*Component data from apps and pages*.
· · · · ·
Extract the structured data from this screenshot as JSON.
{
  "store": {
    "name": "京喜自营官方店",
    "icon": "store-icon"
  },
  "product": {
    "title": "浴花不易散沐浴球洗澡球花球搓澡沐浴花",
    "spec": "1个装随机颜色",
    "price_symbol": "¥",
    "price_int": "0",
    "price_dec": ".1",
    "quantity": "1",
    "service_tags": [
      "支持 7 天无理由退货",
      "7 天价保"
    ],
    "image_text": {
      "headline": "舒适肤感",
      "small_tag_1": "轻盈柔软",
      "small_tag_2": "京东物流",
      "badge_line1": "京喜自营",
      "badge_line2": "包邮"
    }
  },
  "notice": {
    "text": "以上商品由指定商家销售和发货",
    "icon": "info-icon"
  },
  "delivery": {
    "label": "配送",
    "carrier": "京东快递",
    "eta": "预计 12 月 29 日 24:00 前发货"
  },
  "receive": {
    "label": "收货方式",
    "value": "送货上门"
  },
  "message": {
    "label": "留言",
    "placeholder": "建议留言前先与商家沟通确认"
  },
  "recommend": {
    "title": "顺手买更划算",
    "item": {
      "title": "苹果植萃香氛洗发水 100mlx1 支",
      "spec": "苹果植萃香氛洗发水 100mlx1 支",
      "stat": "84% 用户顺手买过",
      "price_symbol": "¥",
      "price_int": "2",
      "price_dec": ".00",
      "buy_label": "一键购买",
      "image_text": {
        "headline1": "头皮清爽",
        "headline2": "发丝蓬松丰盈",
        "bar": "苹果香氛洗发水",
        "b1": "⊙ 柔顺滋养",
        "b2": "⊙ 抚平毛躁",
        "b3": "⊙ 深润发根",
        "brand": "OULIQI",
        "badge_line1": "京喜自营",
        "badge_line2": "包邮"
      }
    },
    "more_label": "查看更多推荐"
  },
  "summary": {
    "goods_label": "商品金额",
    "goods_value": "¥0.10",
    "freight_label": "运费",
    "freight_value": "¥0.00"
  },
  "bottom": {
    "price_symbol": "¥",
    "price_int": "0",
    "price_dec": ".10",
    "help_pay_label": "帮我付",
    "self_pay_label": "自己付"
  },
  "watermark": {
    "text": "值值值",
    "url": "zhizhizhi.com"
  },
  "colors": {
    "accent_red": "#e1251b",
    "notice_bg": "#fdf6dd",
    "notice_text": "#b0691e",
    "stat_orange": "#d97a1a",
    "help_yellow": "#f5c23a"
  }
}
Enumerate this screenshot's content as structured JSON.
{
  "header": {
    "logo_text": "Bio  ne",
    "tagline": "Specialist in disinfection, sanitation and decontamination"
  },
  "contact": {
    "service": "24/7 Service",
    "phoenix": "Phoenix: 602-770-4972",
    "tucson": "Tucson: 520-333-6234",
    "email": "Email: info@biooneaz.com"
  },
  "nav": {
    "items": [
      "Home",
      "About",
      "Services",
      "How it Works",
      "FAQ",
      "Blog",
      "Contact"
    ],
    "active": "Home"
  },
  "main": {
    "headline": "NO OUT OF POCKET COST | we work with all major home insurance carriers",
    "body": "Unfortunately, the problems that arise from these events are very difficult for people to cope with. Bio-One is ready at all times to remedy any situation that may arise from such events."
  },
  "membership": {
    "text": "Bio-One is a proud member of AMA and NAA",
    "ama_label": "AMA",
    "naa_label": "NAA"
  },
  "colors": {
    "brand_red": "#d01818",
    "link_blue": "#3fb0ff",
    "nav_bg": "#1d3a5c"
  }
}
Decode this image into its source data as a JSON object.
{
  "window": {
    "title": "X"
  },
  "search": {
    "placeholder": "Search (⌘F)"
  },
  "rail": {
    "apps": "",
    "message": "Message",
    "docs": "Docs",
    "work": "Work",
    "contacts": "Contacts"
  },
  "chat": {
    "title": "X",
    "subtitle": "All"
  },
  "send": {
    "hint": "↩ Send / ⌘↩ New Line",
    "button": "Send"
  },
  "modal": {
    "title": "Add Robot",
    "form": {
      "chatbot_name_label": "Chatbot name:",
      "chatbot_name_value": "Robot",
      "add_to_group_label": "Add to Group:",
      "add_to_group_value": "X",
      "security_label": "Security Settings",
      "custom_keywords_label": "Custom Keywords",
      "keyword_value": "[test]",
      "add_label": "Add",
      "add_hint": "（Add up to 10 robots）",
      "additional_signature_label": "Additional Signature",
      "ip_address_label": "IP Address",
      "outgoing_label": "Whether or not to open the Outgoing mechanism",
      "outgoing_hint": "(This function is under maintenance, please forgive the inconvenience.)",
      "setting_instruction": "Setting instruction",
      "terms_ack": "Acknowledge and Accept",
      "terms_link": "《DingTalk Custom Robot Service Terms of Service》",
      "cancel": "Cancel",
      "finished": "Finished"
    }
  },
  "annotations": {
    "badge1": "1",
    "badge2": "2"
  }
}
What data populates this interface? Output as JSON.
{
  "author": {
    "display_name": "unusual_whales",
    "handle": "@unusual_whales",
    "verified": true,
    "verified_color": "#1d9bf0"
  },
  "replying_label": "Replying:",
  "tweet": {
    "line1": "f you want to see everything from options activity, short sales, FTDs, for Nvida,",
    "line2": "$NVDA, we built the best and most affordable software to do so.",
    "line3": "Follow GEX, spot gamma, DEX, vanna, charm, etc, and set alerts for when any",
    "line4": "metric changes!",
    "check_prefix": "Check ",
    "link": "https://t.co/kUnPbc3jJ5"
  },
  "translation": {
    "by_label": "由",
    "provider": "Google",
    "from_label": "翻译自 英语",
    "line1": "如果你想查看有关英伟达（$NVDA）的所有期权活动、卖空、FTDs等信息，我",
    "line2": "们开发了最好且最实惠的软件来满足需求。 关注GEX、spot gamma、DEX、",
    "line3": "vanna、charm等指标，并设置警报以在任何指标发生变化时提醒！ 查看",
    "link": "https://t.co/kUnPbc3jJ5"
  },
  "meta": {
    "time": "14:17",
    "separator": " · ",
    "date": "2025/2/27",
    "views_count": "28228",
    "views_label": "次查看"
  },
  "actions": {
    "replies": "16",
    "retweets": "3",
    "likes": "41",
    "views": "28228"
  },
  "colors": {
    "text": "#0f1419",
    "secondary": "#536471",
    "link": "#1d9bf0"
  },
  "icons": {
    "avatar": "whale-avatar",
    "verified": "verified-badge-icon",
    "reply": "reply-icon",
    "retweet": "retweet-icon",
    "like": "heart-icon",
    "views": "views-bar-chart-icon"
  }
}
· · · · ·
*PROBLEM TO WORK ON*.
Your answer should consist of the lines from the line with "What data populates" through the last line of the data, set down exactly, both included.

*WORKED SOLUTION*.
What data populates this interface? Output as JSON.
{
  "author": {
    "display_name": "unusual_whales",
    "handle": "@unusual_whales",
    "verified": true,
    "verified_color": "#1d9bf0"
  },
  "replying_label": "Replying:",
  "tweet": {
    "line1": "f you want to see everything from options activity, short sales, FTDs, for Nvida,",
    "line2": "$NVDA, we built the best and most affordable software to do so.",
    "line3": "Follow GEX, spot gamma, DEX, vanna, charm, etc, and set alerts for when any",
    "line4": "metric changes!",
    "check_prefix": "Check ",
    "link": "https://t.co/kUnPbc3jJ5"
  },
  "translation": {
    "by_label": "由",
    "provider": "Google",
    "from_label": "翻译自 英语",
    "line1": "如果你想查看有关英伟达（$NVDA）的所有期权活动、卖空、FTDs等信息，我",
    "line2": "们开发了最好且最实惠的软件来满足需求。 关注GEX、spot gamma、DEX、",
    "line3": "vanna、charm等指标，并设置警报以在任何指标发生变化时提醒！ 查看",
    "link": "https://t.co/kUnPbc3jJ5"
  },
  "meta": {
    "time": "14:17",
    "separator": " · ",
    "date": "2025/2/27",
    "views_count": "28228",
    "views_label": "次查看"
  },
  "actions": {
    "replies": "16",
    "retweets": "3",
    "likes": "41",
    "views": "28228"
  },
  "colors": {
    "text": "#0f1419",
    "secondary": "#536471",
    "link": "#1d9bf0"
  },
  "icons": {
    "avatar": "whale-avatar",
    "verified": "verified-badge-icon",
    "reply": "reply-icon",
    "retweet": "retweet-icon",
    "like": "heart-icon",
    "views": "views-bar-chart-icon"
  }
}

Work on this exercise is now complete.